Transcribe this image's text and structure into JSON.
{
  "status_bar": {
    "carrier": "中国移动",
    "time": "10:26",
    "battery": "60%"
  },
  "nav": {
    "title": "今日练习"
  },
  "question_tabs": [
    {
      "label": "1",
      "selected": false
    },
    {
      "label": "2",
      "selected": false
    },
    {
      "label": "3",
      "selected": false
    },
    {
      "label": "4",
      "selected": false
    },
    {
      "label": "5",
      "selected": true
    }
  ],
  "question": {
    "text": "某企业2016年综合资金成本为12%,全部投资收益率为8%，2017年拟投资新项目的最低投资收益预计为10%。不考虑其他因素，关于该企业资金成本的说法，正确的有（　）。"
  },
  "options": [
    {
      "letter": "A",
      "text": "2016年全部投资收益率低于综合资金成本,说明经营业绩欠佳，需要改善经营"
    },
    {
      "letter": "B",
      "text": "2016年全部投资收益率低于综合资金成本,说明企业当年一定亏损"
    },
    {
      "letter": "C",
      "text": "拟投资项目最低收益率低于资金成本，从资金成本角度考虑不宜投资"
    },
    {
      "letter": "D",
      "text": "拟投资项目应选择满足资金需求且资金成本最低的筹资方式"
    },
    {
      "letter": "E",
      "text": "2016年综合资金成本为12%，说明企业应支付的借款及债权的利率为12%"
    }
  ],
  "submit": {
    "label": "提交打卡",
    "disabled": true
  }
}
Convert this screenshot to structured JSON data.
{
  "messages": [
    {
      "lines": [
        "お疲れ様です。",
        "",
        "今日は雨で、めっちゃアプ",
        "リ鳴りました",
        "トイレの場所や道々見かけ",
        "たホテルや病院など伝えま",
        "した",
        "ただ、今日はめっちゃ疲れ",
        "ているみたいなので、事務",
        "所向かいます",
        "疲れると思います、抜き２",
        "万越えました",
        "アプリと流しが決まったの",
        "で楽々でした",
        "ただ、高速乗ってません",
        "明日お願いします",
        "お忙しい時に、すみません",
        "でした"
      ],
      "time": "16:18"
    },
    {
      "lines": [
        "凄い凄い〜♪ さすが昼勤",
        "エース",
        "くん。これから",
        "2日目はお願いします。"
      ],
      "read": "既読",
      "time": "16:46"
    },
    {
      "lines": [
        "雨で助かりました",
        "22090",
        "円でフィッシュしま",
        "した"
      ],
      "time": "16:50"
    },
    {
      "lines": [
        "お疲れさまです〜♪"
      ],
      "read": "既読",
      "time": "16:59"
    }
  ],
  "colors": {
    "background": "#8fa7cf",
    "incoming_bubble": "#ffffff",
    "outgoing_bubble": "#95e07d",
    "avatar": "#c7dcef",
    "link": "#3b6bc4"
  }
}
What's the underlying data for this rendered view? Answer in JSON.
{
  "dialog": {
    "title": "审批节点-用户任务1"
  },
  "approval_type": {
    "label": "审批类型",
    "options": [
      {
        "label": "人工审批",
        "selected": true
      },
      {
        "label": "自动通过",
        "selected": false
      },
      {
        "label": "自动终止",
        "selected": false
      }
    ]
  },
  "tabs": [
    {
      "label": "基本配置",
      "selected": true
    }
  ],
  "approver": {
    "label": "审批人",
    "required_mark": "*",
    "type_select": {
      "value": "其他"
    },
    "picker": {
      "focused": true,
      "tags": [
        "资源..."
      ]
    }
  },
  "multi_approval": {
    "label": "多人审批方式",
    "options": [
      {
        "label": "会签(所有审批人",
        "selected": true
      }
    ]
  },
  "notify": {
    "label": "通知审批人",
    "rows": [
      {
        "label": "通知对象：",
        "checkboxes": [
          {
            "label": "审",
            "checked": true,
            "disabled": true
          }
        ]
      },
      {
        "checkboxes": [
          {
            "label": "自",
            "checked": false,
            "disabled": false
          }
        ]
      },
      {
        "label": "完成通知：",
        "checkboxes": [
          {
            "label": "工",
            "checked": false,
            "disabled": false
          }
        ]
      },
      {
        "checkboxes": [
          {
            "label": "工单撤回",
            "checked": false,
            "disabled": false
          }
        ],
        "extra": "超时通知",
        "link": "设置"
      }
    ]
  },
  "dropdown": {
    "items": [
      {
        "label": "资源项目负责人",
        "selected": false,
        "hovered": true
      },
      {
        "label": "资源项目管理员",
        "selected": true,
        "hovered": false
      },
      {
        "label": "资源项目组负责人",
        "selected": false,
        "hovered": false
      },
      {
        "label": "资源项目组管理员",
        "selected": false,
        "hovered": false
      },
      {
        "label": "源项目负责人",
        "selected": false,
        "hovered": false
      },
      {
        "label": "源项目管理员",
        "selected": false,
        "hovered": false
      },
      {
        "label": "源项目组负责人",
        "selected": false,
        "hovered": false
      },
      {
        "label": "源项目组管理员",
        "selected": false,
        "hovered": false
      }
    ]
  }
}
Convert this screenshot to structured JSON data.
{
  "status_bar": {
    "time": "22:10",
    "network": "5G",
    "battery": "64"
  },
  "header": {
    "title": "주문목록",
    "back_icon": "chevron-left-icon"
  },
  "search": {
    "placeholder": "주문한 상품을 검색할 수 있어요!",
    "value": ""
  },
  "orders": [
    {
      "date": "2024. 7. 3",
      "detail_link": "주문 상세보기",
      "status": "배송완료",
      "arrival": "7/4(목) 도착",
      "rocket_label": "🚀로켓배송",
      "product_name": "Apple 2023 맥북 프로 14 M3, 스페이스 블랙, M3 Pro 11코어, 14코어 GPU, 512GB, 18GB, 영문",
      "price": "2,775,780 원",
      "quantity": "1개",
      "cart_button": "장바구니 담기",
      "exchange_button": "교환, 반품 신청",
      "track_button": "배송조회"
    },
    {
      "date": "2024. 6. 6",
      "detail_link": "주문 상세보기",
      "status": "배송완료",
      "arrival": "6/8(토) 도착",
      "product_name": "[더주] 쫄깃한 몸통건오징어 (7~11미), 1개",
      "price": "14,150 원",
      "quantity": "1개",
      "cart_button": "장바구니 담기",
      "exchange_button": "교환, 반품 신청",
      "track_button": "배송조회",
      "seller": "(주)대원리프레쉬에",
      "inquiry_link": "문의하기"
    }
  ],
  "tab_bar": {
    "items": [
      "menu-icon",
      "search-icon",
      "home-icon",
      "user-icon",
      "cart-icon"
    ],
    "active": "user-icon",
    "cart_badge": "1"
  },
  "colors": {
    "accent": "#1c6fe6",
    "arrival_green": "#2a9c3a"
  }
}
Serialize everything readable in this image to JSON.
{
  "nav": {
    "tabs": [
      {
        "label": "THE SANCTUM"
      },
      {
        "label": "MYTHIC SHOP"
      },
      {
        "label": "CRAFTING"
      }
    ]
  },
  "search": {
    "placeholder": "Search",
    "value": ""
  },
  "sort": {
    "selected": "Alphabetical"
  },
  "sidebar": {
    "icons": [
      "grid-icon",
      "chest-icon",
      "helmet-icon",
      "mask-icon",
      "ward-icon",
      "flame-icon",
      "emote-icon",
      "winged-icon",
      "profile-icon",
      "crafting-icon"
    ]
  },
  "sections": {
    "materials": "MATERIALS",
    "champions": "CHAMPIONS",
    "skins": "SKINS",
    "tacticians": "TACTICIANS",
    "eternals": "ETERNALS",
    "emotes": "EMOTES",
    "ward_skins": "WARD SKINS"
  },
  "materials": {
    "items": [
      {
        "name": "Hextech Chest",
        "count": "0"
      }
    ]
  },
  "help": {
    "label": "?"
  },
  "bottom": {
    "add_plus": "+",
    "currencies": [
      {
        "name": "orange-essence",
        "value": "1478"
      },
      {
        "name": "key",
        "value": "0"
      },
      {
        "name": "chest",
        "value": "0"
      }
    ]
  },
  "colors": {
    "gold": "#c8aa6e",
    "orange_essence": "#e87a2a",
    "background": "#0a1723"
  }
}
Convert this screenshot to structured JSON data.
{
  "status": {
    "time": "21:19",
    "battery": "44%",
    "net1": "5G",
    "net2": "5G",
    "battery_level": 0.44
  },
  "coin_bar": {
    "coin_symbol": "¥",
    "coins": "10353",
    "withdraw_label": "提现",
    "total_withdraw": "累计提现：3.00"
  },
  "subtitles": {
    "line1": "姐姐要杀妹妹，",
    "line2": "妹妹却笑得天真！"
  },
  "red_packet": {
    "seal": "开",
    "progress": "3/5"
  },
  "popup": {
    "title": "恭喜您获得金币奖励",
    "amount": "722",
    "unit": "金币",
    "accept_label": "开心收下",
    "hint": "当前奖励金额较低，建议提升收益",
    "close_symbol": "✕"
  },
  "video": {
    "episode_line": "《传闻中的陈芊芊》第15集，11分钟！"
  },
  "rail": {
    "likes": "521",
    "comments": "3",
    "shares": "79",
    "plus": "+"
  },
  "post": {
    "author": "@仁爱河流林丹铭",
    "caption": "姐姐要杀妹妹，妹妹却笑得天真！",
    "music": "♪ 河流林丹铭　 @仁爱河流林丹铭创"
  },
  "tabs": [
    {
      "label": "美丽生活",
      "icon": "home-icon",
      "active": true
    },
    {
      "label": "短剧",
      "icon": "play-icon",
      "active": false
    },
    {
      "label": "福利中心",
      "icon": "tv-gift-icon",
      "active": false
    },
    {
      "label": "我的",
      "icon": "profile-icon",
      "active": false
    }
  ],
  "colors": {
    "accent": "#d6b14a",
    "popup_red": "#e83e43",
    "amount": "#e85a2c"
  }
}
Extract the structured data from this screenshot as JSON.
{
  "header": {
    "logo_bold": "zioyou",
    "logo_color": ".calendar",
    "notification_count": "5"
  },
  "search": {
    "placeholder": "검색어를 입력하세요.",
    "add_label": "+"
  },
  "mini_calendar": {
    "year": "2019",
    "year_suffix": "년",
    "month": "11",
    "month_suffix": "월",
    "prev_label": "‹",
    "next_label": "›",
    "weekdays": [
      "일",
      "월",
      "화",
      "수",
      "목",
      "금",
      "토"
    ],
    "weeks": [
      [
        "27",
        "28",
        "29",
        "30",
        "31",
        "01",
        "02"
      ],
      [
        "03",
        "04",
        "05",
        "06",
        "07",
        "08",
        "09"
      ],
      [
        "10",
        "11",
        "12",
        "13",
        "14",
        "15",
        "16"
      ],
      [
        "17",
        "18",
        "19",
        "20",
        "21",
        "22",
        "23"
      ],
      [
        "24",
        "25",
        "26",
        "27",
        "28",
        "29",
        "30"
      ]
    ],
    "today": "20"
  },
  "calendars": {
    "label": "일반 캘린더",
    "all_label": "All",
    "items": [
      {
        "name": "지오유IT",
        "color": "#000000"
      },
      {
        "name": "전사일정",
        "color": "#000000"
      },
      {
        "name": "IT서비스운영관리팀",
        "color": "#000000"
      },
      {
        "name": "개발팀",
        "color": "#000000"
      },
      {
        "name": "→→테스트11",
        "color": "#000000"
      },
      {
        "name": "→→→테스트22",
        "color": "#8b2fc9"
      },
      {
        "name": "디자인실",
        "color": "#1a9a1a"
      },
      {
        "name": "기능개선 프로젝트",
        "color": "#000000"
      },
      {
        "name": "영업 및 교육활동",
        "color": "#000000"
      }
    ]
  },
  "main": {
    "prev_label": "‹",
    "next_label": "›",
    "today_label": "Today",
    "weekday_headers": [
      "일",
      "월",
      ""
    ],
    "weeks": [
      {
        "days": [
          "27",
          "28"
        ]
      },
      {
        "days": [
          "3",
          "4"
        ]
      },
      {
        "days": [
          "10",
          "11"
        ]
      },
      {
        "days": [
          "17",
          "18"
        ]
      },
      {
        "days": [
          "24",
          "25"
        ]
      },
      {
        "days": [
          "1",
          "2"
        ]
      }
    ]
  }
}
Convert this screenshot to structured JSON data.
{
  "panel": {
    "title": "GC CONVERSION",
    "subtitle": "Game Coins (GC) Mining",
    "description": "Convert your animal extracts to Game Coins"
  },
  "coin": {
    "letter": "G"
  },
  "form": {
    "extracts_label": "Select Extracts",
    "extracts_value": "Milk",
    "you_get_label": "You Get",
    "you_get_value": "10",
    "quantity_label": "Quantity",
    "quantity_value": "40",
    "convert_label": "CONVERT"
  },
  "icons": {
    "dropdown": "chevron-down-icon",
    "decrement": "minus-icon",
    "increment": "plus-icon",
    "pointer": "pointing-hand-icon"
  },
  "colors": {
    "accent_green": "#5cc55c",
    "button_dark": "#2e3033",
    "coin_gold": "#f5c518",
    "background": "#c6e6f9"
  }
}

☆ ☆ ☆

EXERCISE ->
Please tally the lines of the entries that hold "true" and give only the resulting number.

REPLY ->
11